→ Exercise description: Please reproduce the entries exactly as they appear below, but not the pictures.

Data records for software interfaces
□ □ □ □

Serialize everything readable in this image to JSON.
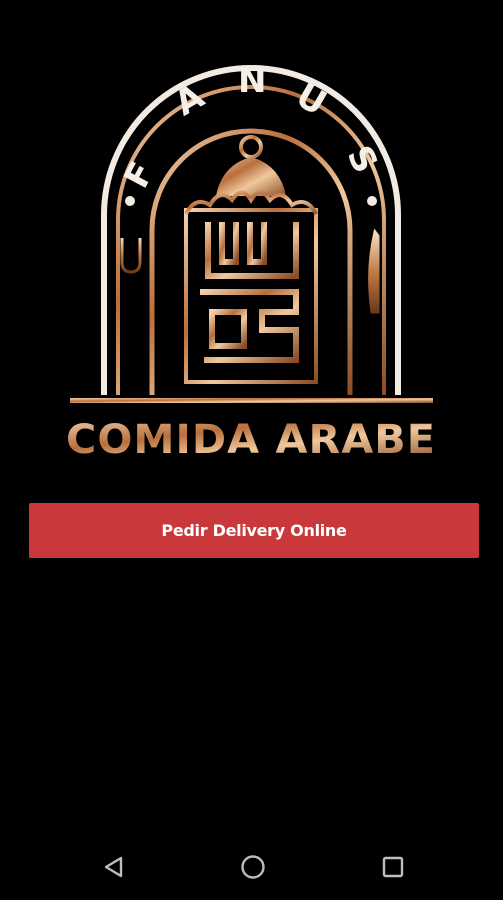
{
  "logo": {
    "brand_letters": [
      "F",
      "A",
      "N",
      "U",
      "S"
    ],
    "tagline": "COMIDA ARABE"
  },
  "actions": {
    "delivery_button_label": "Pedir Delivery Online"
  },
  "colors": {
    "background": "#000000",
    "accent": "#c9393b",
    "logo_gold": "#c98a5a"
  },
  "navbar": {
    "back_icon": "back-triangle-icon",
    "home_icon": "home-circle-icon",
    "recents_icon": "recents-square-icon"
  }
}
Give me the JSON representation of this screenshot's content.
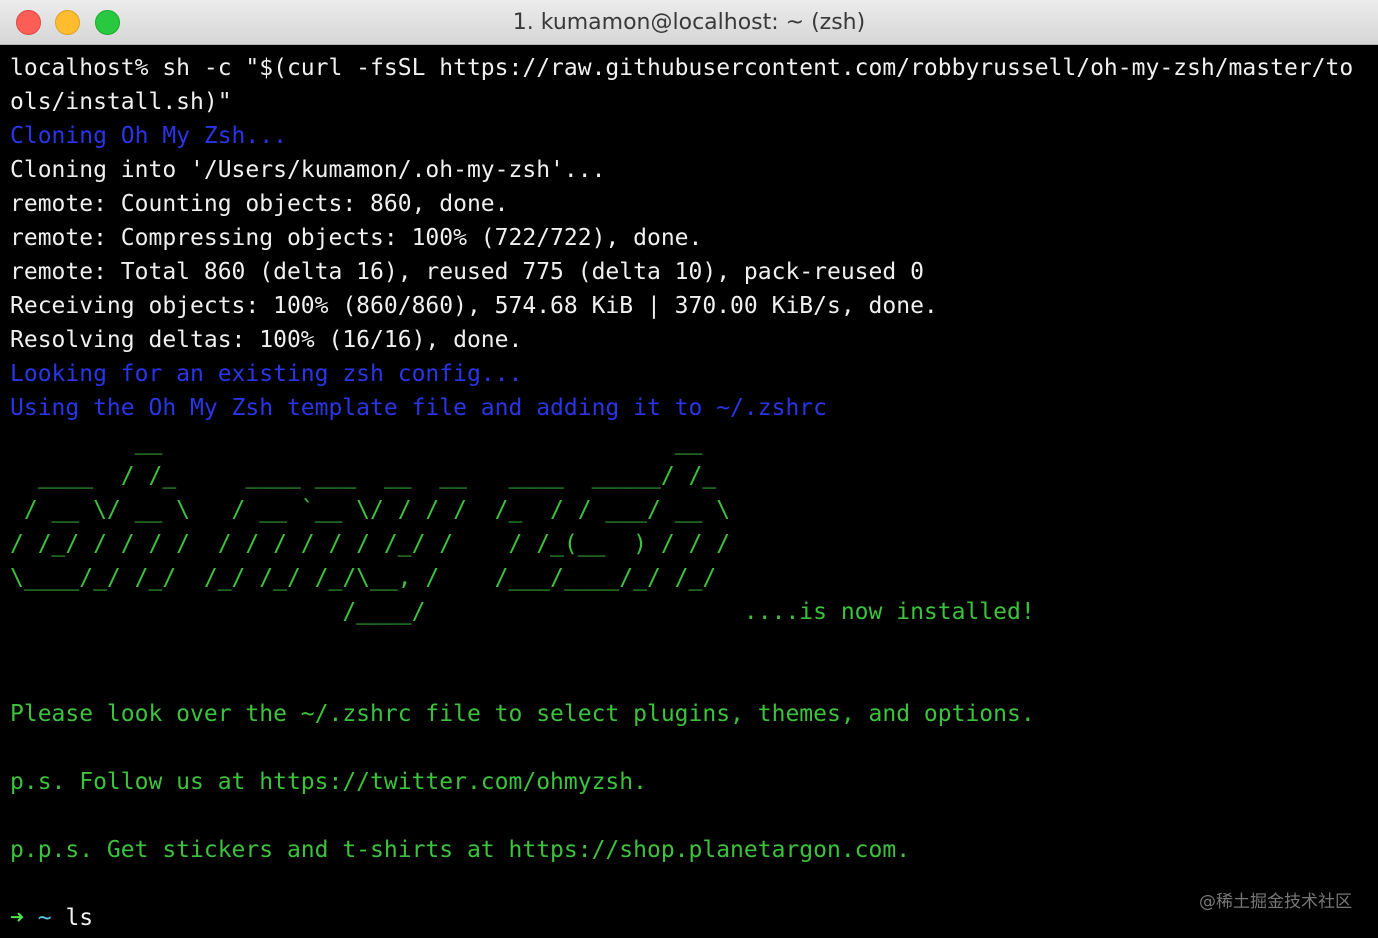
{
  "window": {
    "title": "1. kumamon@localhost: ~ (zsh)"
  },
  "terminal": {
    "lines": [
      "localhost% sh -c \"$(curl -fsSL https://raw.githubusercontent.com/robbyrussell/oh-my-zsh/master/to",
      "ols/install.sh)\"",
      "Cloning Oh My Zsh...",
      "Cloning into '/Users/kumamon/.oh-my-zsh'...",
      "remote: Counting objects: 860, done.",
      "remote: Compressing objects: 100% (722/722), done.",
      "remote: Total 860 (delta 16), reused 775 (delta 10), pack-reused 0",
      "Receiving objects: 100% (860/860), 574.68 KiB | 370.00 KiB/s, done.",
      "Resolving deltas: 100% (16/16), done.",
      "Looking for an existing zsh config...",
      "Using the Oh My Zsh template file and adding it to ~/.zshrc",
      "         __                                     __   ",
      "  ____  / /_     ____ ___  __  __   ____  _____/ /_  ",
      " / __ \\/ __ \\   / __ `__ \\/ / / /  /_  / / ___/ __ \\ ",
      "/ /_/ / / / /  / / / / / / /_/ /    / /_(__  ) / / / ",
      "\\____/_/ /_/  /_/ /_/ /_/\\__, /    /___/____/_/ /_/  ",
      "                        /____/                       ....is now installed!",
      "",
      "",
      "Please look over the ~/.zshrc file to select plugins, themes, and options.",
      "",
      "p.s. Follow us at https://twitter.com/ohmyzsh.",
      "",
      "p.p.s. Get stickers and t-shirts at https://shop.planetargon.com.",
      ""
    ],
    "prompt_arrow": "➜",
    "prompt_dir": "~",
    "prompt_command": "ls"
  },
  "watermark": "@稀土掘金技术社区",
  "colors": {
    "background": "#000000",
    "text": "#f0f0f0",
    "info": "#2a35e8",
    "success": "#3dc23d"
  }
}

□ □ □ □

→ Answer to this task:
Serialize everything readable in this image to JSON.
{
  "logo": {
    "brand_letters": [
      "F",
      "A",
      "N",
      "U",
      "S"
    ],
    "tagline": "COMIDA ARABE"
  },
  "actions": {
    "delivery_button_label": "Pedir Delivery Online"
  },
  "colors": {
    "background": "#000000",
    "accent": "#c9393b",
    "logo_gold": "#c98a5a"
  },
  "navbar": {
    "back_icon": "back-triangle-icon",
    "home_icon": "home-circle-icon",
    "recents_icon": "recents-square-icon"
  }
}
Give me the JSON representation of this screenshot's content.
{
  "window": {
    "title": "1. kumamon@localhost: ~ (zsh)"
  },
  "terminal": {
    "lines": [
      "localhost% sh -c \"$(curl -fsSL https://raw.githubusercontent.com/robbyrussell/oh-my-zsh/master/to",
      "ols/install.sh)\"",
      "Cloning Oh My Zsh...",
      "Cloning into '/Users/kumamon/.oh-my-zsh'...",
      "remote: Counting objects: 860, done.",
      "remote: Compressing objects: 100% (722/722), done.",
      "remote: Total 860 (delta 16), reused 775 (delta 10), pack-reused 0",
      "Receiving objects: 100% (860/860), 574.68 KiB | 370.00 KiB/s, done.",
      "Resolving deltas: 100% (16/16), done.",
      "Looking for an existing zsh config...",
      "Using the Oh My Zsh template file and adding it to ~/.zshrc",
      "         __                                     __   ",
      "  ____  / /_     ____ ___  __  __   ____  _____/ /_  ",
      " / __ \\/ __ \\   / __ `__ \\/ / / /  /_  / / ___/ __ \\ ",
      "/ /_/ / / / /  / / / / / / /_/ /    / /_(__  ) / / / ",
      "\\____/_/ /_/  /_/ /_/ /_/\\__, /    /___/____/_/ /_/  ",
      "                        /____/                       ....is now installed!",
      "",
      "",
      "Please look over the ~/.zshrc file to select plugins, themes, and options.",
      "",
      "p.s. Follow us at https://twitter.com/ohmyzsh.",
      "",
      "p.p.s. Get stickers and t-shirts at https://shop.planetargon.com.",
      ""
    ],
    "prompt_arrow": "➜",
    "prompt_dir": "~",
    "prompt_command": "ls"
  },
  "watermark": "@稀土掘金技术社区",
  "colors": {
    "background": "#000000",
    "text": "#f0f0f0",
    "info": "#2a35e8",
    "success": "#3dc23d"
  }
}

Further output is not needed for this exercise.